Going through the entries below, work out how many lines have the string "Traffic" in them. Give the number and nothing more.

[INPUT — start]

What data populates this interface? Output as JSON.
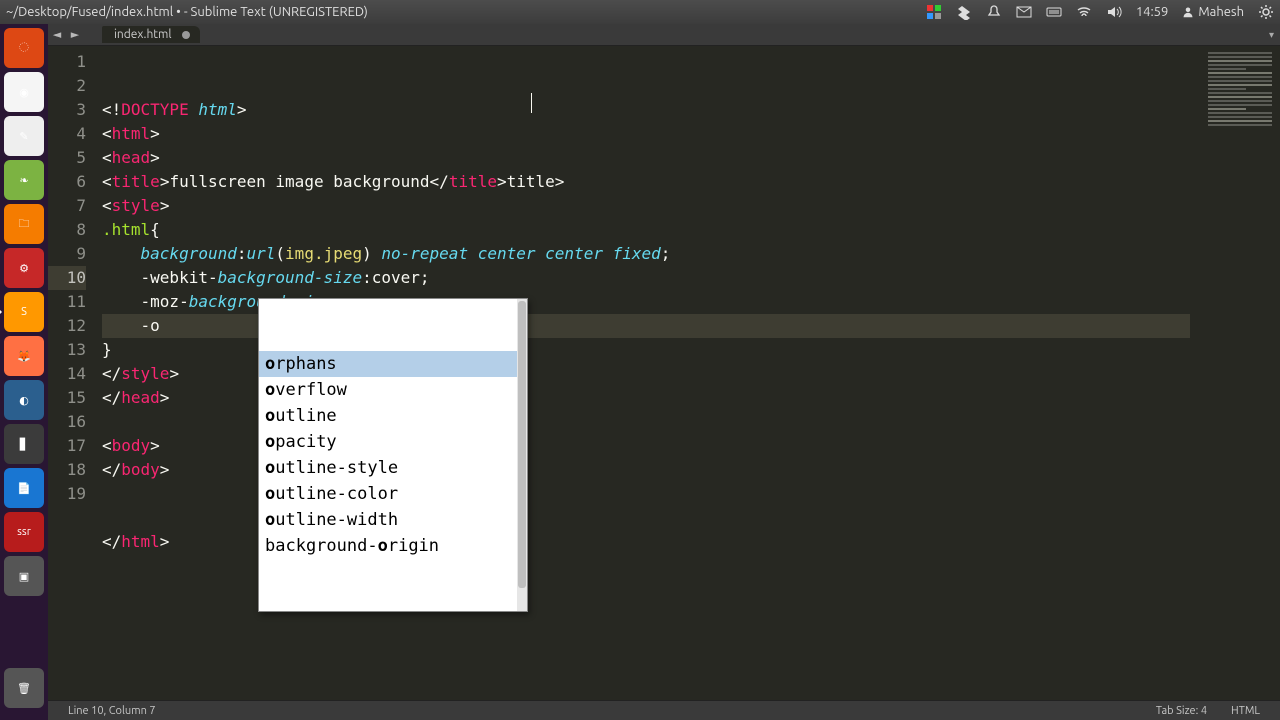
{
  "panel": {
    "window_title": "~/Desktop/Fused/index.html • - Sublime Text (UNREGISTERED)",
    "time": "14:59",
    "username": "Mahesh"
  },
  "tab": {
    "filename": "index.html",
    "dirty": true
  },
  "gutter": {
    "start": 1,
    "end": 19,
    "current": 10
  },
  "code_lines": [
    {
      "n": 1,
      "html": "<span class='br'>&lt;!</span><span class='tag'>DOCTYPE</span><span class='p'> </span><span class='kw'>html</span><span class='br'>&gt;</span>"
    },
    {
      "n": 2,
      "html": "<span class='br'>&lt;</span><span class='tag'>html</span><span class='br'>&gt;</span>"
    },
    {
      "n": 3,
      "html": "<span class='br'>&lt;</span><span class='tag'>head</span><span class='br'>&gt;</span>"
    },
    {
      "n": 4,
      "html": "<span class='br'>&lt;</span><span class='tag'>title</span><span class='br'>&gt;</span><span class='p'>fullscreen image background</span><span class='br'>&lt;/</span><span class='tag'>title</span><span class='br'>&gt;</span><span class='p'>title&gt;</span>"
    },
    {
      "n": 5,
      "html": "<span class='br'>&lt;</span><span class='tag'>style</span><span class='br'>&gt;</span>"
    },
    {
      "n": 6,
      "html": "<span class='sel'>.html</span><span class='p'>{</span>"
    },
    {
      "n": 7,
      "html": "    <span class='prop'>background</span><span class='p'>:</span><span class='kw2'>url</span><span class='p'>(</span><span class='str'>img.jpeg</span><span class='p'>) </span><span class='kw2'>no-repeat</span><span class='p'> </span><span class='kw2'>center</span><span class='p'> </span><span class='kw2'>center</span><span class='p'> </span><span class='kw2'>fixed</span><span class='p'>;</span>"
    },
    {
      "n": 8,
      "html": "    <span class='p'>-webkit-</span><span class='prop'>background-size</span><span class='p'>:cover;</span>"
    },
    {
      "n": 9,
      "html": "    <span class='p'>-moz-</span><span class='prop'>background-size</span><span class='p'>:cover;</span>"
    },
    {
      "n": 10,
      "html": "    <span class='p'>-o</span>"
    },
    {
      "n": 11,
      "html": "<span class='p'>}</span>"
    },
    {
      "n": 12,
      "html": "<span class='br'>&lt;/</span><span class='tag'>style</span><span class='br'>&gt;</span>"
    },
    {
      "n": 13,
      "html": "<span class='br'>&lt;/</span><span class='tag'>head</span><span class='br'>&gt;</span>"
    },
    {
      "n": 14,
      "html": ""
    },
    {
      "n": 15,
      "html": "<span class='br'>&lt;</span><span class='tag'>body</span><span class='br'>&gt;</span>"
    },
    {
      "n": 16,
      "html": "<span class='br'>&lt;/</span><span class='tag'>body</span><span class='br'>&gt;</span>"
    },
    {
      "n": 17,
      "html": ""
    },
    {
      "n": 18,
      "html": ""
    },
    {
      "n": 19,
      "html": "<span class='br'>&lt;/</span><span class='tag'>html</span><span class='br'>&gt;</span>"
    }
  ],
  "autocomplete": {
    "selected_index": 0,
    "items": [
      {
        "pre": "o",
        "rest": "rphans"
      },
      {
        "pre": "o",
        "rest": "verflow"
      },
      {
        "pre": "o",
        "rest": "utline"
      },
      {
        "pre": "o",
        "rest": "pacity"
      },
      {
        "pre": "o",
        "rest": "utline-style"
      },
      {
        "pre": "o",
        "rest": "utline-color"
      },
      {
        "pre": "o",
        "rest": "utline-width"
      },
      {
        "pre": "background-",
        "bold": "o",
        "rest2": "rigin"
      }
    ]
  },
  "status": {
    "position": "Line 10, Column 7",
    "tab_size": "Tab Size: 4",
    "syntax": "HTML"
  },
  "launcher": [
    {
      "name": "dash",
      "bg": "#dd4814",
      "glyph": "◌"
    },
    {
      "name": "chrome",
      "bg": "#f5f5f5",
      "glyph": "◉"
    },
    {
      "name": "gedit",
      "bg": "#eeeeee",
      "glyph": "✎"
    },
    {
      "name": "midori",
      "bg": "#7cb342",
      "glyph": "❧"
    },
    {
      "name": "files",
      "bg": "#f57c00",
      "glyph": "🗀"
    },
    {
      "name": "software",
      "bg": "#c62828",
      "glyph": "⚙"
    },
    {
      "name": "sublime",
      "bg": "#ff9800",
      "glyph": "S",
      "active": true
    },
    {
      "name": "firefox",
      "bg": "#ff7043",
      "glyph": "🦊"
    },
    {
      "name": "app1",
      "bg": "#2b5f8e",
      "glyph": "◐"
    },
    {
      "name": "app2",
      "bg": "#3b3b3b",
      "glyph": "▋"
    },
    {
      "name": "libre",
      "bg": "#1976d2",
      "glyph": "📄"
    },
    {
      "name": "ssr",
      "bg": "#b71c1c",
      "glyph": "ssr"
    },
    {
      "name": "term",
      "bg": "#555",
      "glyph": "▣"
    }
  ]
}
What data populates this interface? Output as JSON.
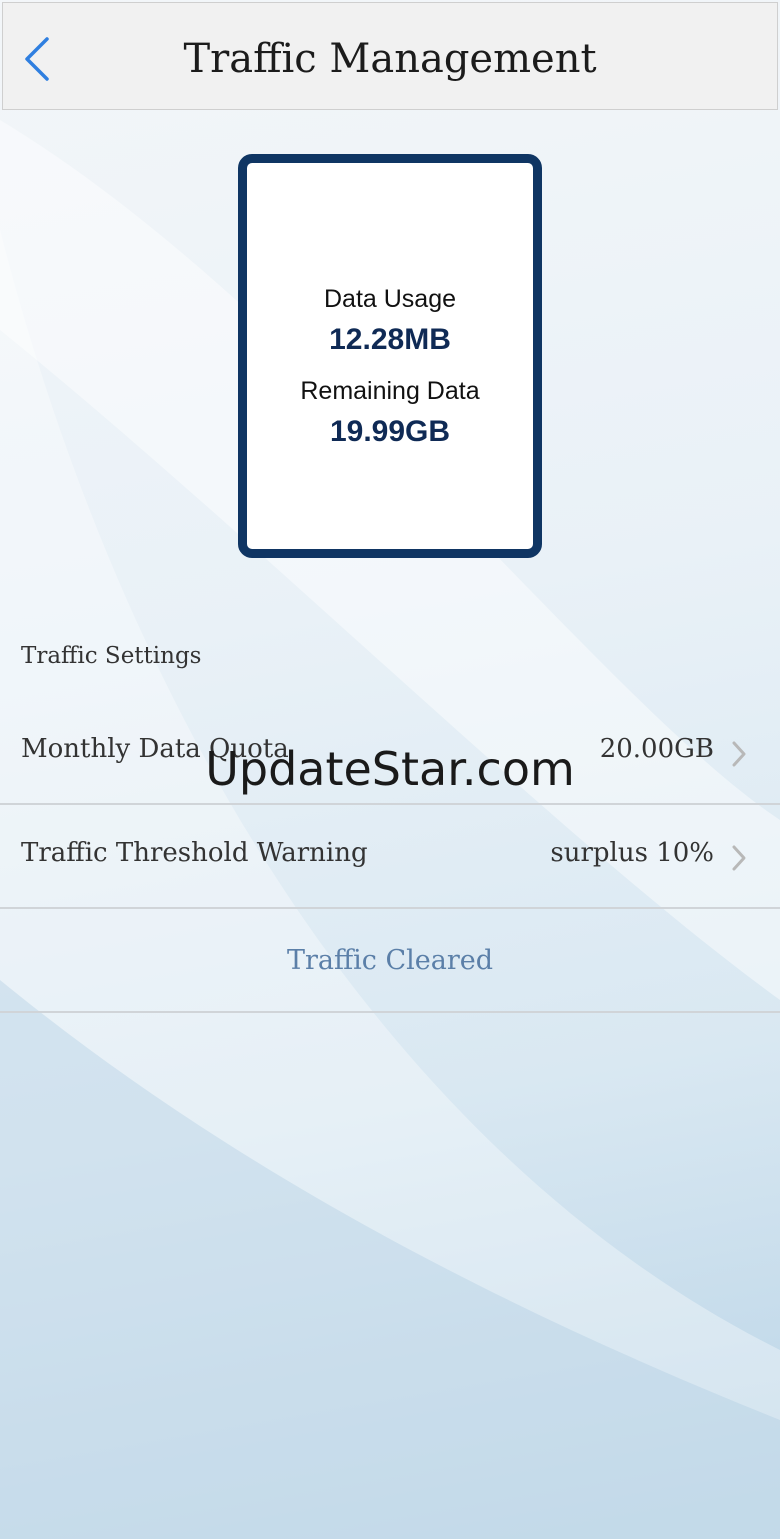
{
  "header": {
    "title": "Traffic Management",
    "back_icon": "chevron-left-icon",
    "accent_color": "#2f7fe0"
  },
  "usage_card": {
    "data_usage_label": "Data Usage",
    "data_usage_value": "12.28MB",
    "remaining_label": "Remaining Data",
    "remaining_value": "19.99GB",
    "border_color": "#0f3563"
  },
  "settings": {
    "section_label": "Traffic Settings",
    "rows": [
      {
        "label": "Monthly Data Quota",
        "value": "20.00GB",
        "icon": "chevron-right-icon"
      },
      {
        "label": "Traffic Threshold Warning",
        "value": "surplus 10%",
        "icon": "chevron-right-icon"
      }
    ],
    "clear_label": "Traffic Cleared"
  },
  "watermark": {
    "text": "UpdateStar.com"
  }
}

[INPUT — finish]

• EXPECTED ANSWER: 4